"After a few pointed hints from editors, it finally dawned on me. You CAN'T sell burlap in a nylon market, so I retreated to the minor class magazines (bless them all) where I should have $TARTED in the first place..."H-K publications appears to have been a publishing company of Joseph Hardie and Raymond Kelly, who also co-founded the Centaur line of comics in the late 1930s and early 1940s. Cole's first comic book work appeared in various Centaur comics (supplied by the Harry Chesler shop, where Cole started out when he moved to New York in 1937). It's possible that Cole had a connection with H-K Publications, although it would have been more than 15 years since his work graced the pages of Hardie and Kelly's books.

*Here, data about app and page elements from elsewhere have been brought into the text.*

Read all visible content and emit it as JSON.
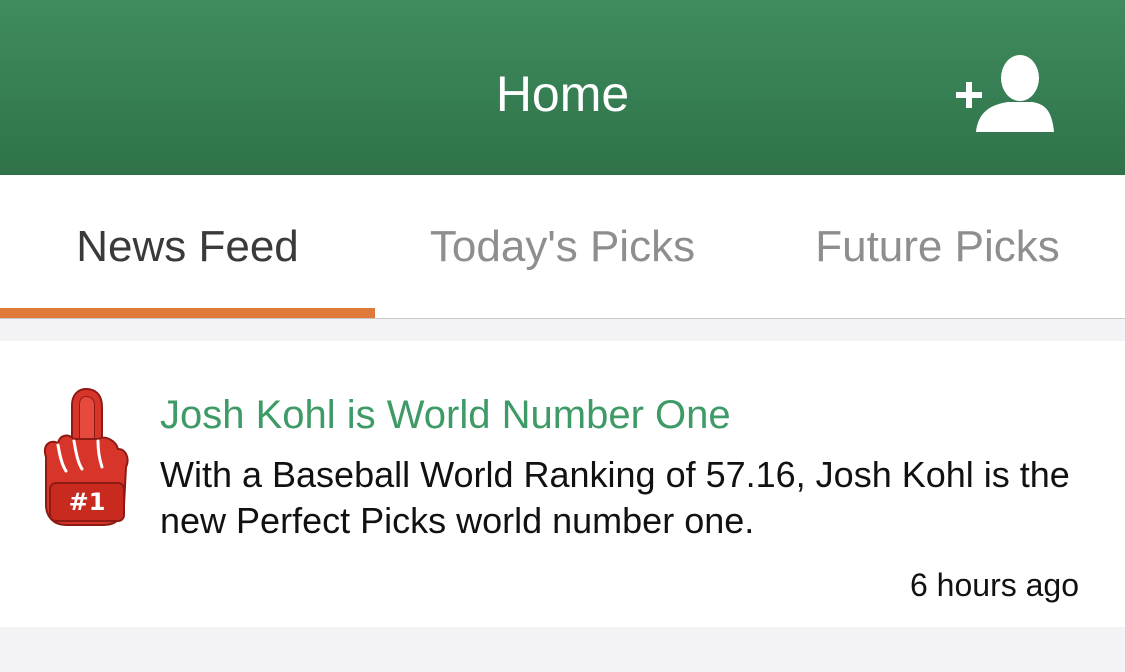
{
  "header": {
    "title": "Home",
    "add_user_icon": "add-user-icon"
  },
  "tabs": [
    {
      "label": "News Feed",
      "active": true
    },
    {
      "label": "Today's Picks",
      "active": false
    },
    {
      "label": "Future Picks",
      "active": false
    }
  ],
  "colors": {
    "header_green": "#3a8457",
    "accent_orange": "#e07a3a",
    "title_green": "#3e9a66",
    "badge_red": "#d8352a"
  },
  "feed": [
    {
      "icon": "foam-finger-icon",
      "badge_text": "#1",
      "title": "Josh Kohl is World Number One",
      "body": "With a Baseball World Ranking of 57.16, Josh Kohl is the new Perfect Picks world number one.",
      "time": "6 hours ago"
    }
  ]
}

H-K also published Comet -- an amalgamation of comics and prose -- in the early 1940s. In the mid forties, they appear to have inaugurated Mirth. In the 1950s, H-K published such illustrious titles as Boat Sport, Auto Craftsman, and Outboard Dealer News. It's possible that a Cole cartoon or two might be found in the pages of the non-girlie H-K magazines. After all, Cole did cartoons for a Stamp collecting magazine during this time, so why not for Speed Mechanics or Water Ski?

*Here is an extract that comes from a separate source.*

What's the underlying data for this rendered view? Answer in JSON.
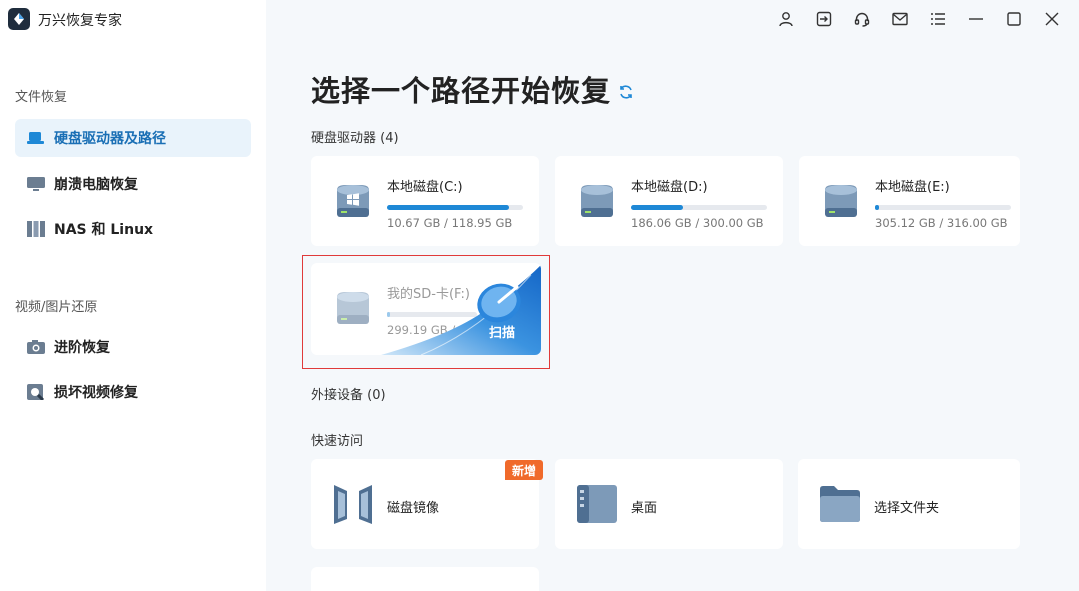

Last Christmas, my stocking overflowed with Cole when I discovered a scan on the Web of an issue of Mirth (March, 1955) that contained a whopping 12 Jack Cole cartoons (click here to see those great cartoons). This Christmas, I have discovered an additional 14 previously forgotten Jack Cole cartoons published in various H-K publications from 1955. I'll be sharing that lot over the next few days, as well as a few other gems from the Cole-mine.
Today's Cole in your stocking comes from the pages of the October, 1955 issue of Mirth, the only Cole cartoon found in that issue. This is a paper scan from my own collection. Although the cartoon is unsigned, there can be no doubt this is the work of Jack Cole. The beautifully stylized Laurel and Hardy Music Box staircase winding the up the side of the cliff, and the modernistic home embedded into the edifice are drawn with the typical mix of precision and abstraction that characterizes the work of Jack Cole in the mid 1950s. The entire cartoon is a tour de force layout of positive and negative space. Surely this ambitious cartoon was originally meant for a higher market, which is perhaps a clue as to why it is unsigned.
See also this post at M.O.D.M. blog on H-K magazines.
Days 1 and 2: Jack Cole's Sexy Playboy Style Humorama Cartoon Covers (1950-60s)
Day 3: A Rare Jack Cole Playboy Style Cutie Pie Cover (1956)
Day 4: Teasing Blonde Triplets and Mad Japanese Spies (Private Dogtag 1944)
Day 5: Stretching to Playboy: Two Rare Jack Cole Judge Cartoons (1936 & 1946)
Wishing You the Best,